Birth Control Pill turns 50; doesn’t need to take itself anymore
Posted by oldancestor on May 10, 2010
PILL’S ONE BIG REGRET: NOT HAVING KIDS
By Eric J Baker
This week marks the 50th anniversary of the birth control pill, which was first made available to the public in 1960. Despite having caused untold confusion over the years (it doesn’t do anything to control birth; it prevents pregnancy), women have been ingesting the little, round violators-of-God’s-will like Hershey’s Kisses since the day they hit the pharmacist’s shelf.
But while the Pill has brought joy to millions of fornicators around the world, it admits to feelings of emptiness.
“I’m fifty and wealthy beyond my wildest dreams,” says the Pill. “But it’s too late to have children now, and that leaves me hollow inside. I suppose I could adopt.”
Does a menopausal birth control pill lose some of its efficacy? We posed that question to pharmaceutical research scientist Seth Brundle, who was strangely evasive with his answer.
“What are you, freaking retarded?” he asked. “That doesn’t even make sense.”
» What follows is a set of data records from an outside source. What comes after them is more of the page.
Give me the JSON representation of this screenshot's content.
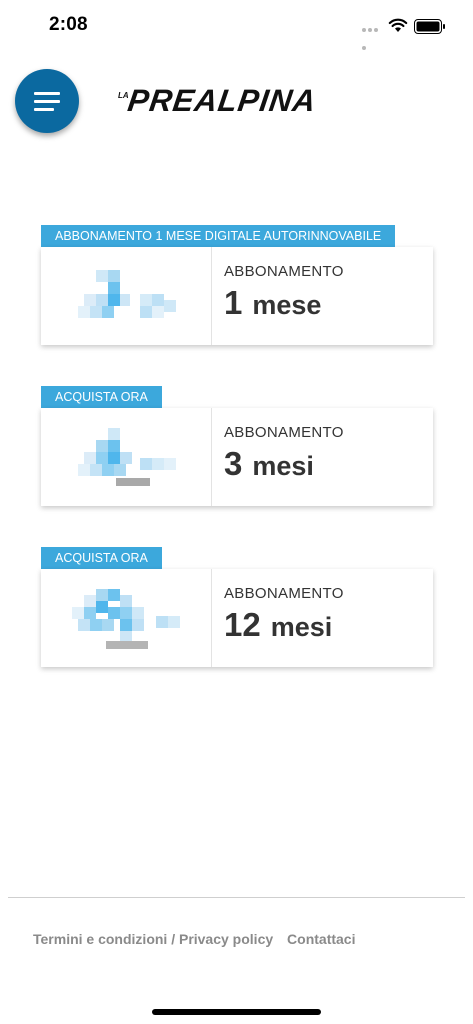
{
  "status_bar": {
    "time": "2:08"
  },
  "header": {
    "logo_prefix": "LA",
    "logo_name": "PREALPINA"
  },
  "offers": [
    {
      "tag": "ABBONAMENTO 1 MESE DIGITALE AUTORINNOVABILE",
      "label": "ABBONAMENTO",
      "number": "1",
      "unit": "mese"
    },
    {
      "tag": "ACQUISTA ORA",
      "label": "ABBONAMENTO",
      "number": "3",
      "unit": "mesi"
    },
    {
      "tag": "ACQUISTA ORA",
      "label": "ABBONAMENTO",
      "number": "12",
      "unit": "mesi"
    }
  ],
  "footer": {
    "terms_link": "Termini e condizioni / Privacy policy",
    "contact_link": "Contattaci"
  },
  "colors": {
    "accent": "#3ca8dc",
    "menu_button": "#0b69a0",
    "footer_text": "#8a8a8a"
  },
  "icons": [
    "wifi-icon",
    "battery-icon",
    "hamburger-menu-icon"
  ]
}
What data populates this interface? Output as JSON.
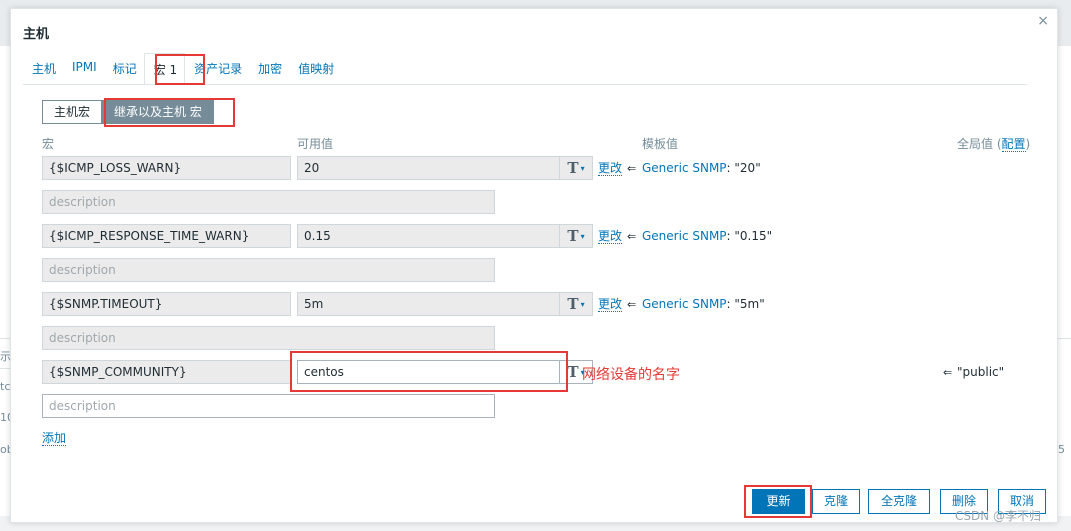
{
  "dialog": {
    "title": "主机",
    "close_icon": "×"
  },
  "tabs": [
    {
      "label": "主机"
    },
    {
      "label": "IPMI"
    },
    {
      "label": "标记"
    },
    {
      "label": "宏 1",
      "active": true
    },
    {
      "label": "资产记录"
    },
    {
      "label": "加密"
    },
    {
      "label": "值映射"
    }
  ],
  "segment": {
    "host_macros": "主机宏",
    "inherited_macros": "继承以及主机 宏"
  },
  "columns": {
    "macro": "宏",
    "value": "可用值",
    "template_value": "模板值",
    "global_value": "全局值 (",
    "global_config": "配置",
    "global_close": ")"
  },
  "macros": [
    {
      "name": "{$ICMP_LOSS_WARN}",
      "value": "20",
      "description": "description",
      "change": "更改",
      "arrow": "⇐",
      "template": "Generic SNMP",
      "template_value": ": \"20\""
    },
    {
      "name": "{$ICMP_RESPONSE_TIME_WARN}",
      "value": "0.15",
      "description": "description",
      "change": "更改",
      "arrow": "⇐",
      "template": "Generic SNMP",
      "template_value": ": \"0.15\""
    },
    {
      "name": "{$SNMP.TIMEOUT}",
      "value": "5m",
      "description": "description",
      "change": "更改",
      "arrow": "⇐",
      "template": "Generic SNMP",
      "template_value": ": \"5m\""
    },
    {
      "name": "{$SNMP_COMMUNITY}",
      "value": "centos",
      "description": "description",
      "arrow": "⇐",
      "global_value": "\"public\""
    }
  ],
  "annotation": "网络设备的名字",
  "add_label": "添加",
  "buttons": {
    "update": "更新",
    "clone": "克隆",
    "full_clone": "全克隆",
    "delete": "删除",
    "cancel": "取消"
  },
  "watermark": "CSDN @李不归",
  "background_fragments": {
    "left": [
      "示 ,",
      "tcl",
      "10",
      "obi"
    ],
    "right": [
      "5"
    ]
  },
  "colors": {
    "accent": "#0275b8",
    "highlight": "#e53935",
    "segment_active": "#768d99"
  }
}
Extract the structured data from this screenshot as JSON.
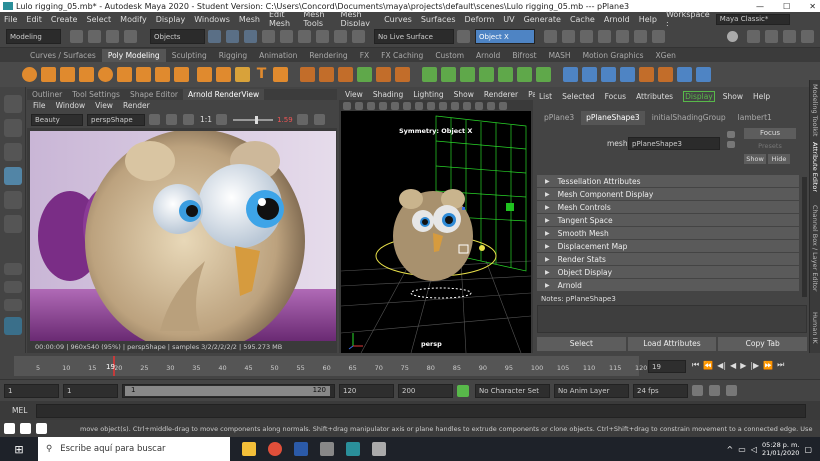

Brundle’s reaction isn’t the only mystery surrounding the anniversary. Trojan Inc, the world’s bestselling brand of condoms, has formed an unlikely partnership in its efforts to undermine the success of the Pill: It’s now working alongside the Catholic Church.
“Yeah, the Pill’s great,” says Trojan spokesperson Hector Johnson. “Great if your name is ‘Gonorrhea.’”
When asked if the company will ever produce that elusive breakthrough condom that doesn’t feel like a slimy rubber sock choking off one’s manhood, Mr. Johnson said, “Like you’d know.”
“It’s not a strange as you think,” says Pope Benedict X of the alliance. “Our guy makes women from ribs, and their guy makes condoms WITH ribs! Ha. I’ll be here all week.”
After allowing crickets to chirp for a comedically appropriate length of time, the Pope said, “Seriously. Sex is disgusting and evil and you should be ashamed of yourselves for even thinking of it. You’re all going to Hell.”
If condoms have made life difficult for STDs, what of the Pill’s impact on honest, hard-working sperm?
“Do you know what it’s like to wake up thinking it’s Christmas morning, only to run downstairs and find out you slept through the whole thing? And your Jewish?” asks a spermatozoon calling himself “Burt.”
He went on to say, “Does that analogy even make sense? I’m operating on half a tank of DNA here, so sometimes I get a little confused.”
Those in the medical profession can’t help but continuing to open their yaps on the subject.
“Why is everyone making something out of nothing,” asks that pharma-jerk Dr. Brundle, who’s clearly insane or, at the very least, unethical.
“Sure, some women don’t respond well to birth control pills because it’s a medication and not all medications are right for all people,” he blathered. “But there are a lot of benefits to most women who take it. For example, it may help clear acne and often lessens the discomfort and intensity of the menstru-”
[Both the writer and I agree no one wants to know about ‘female trouble,’ so we’re cutting it here – Ed.]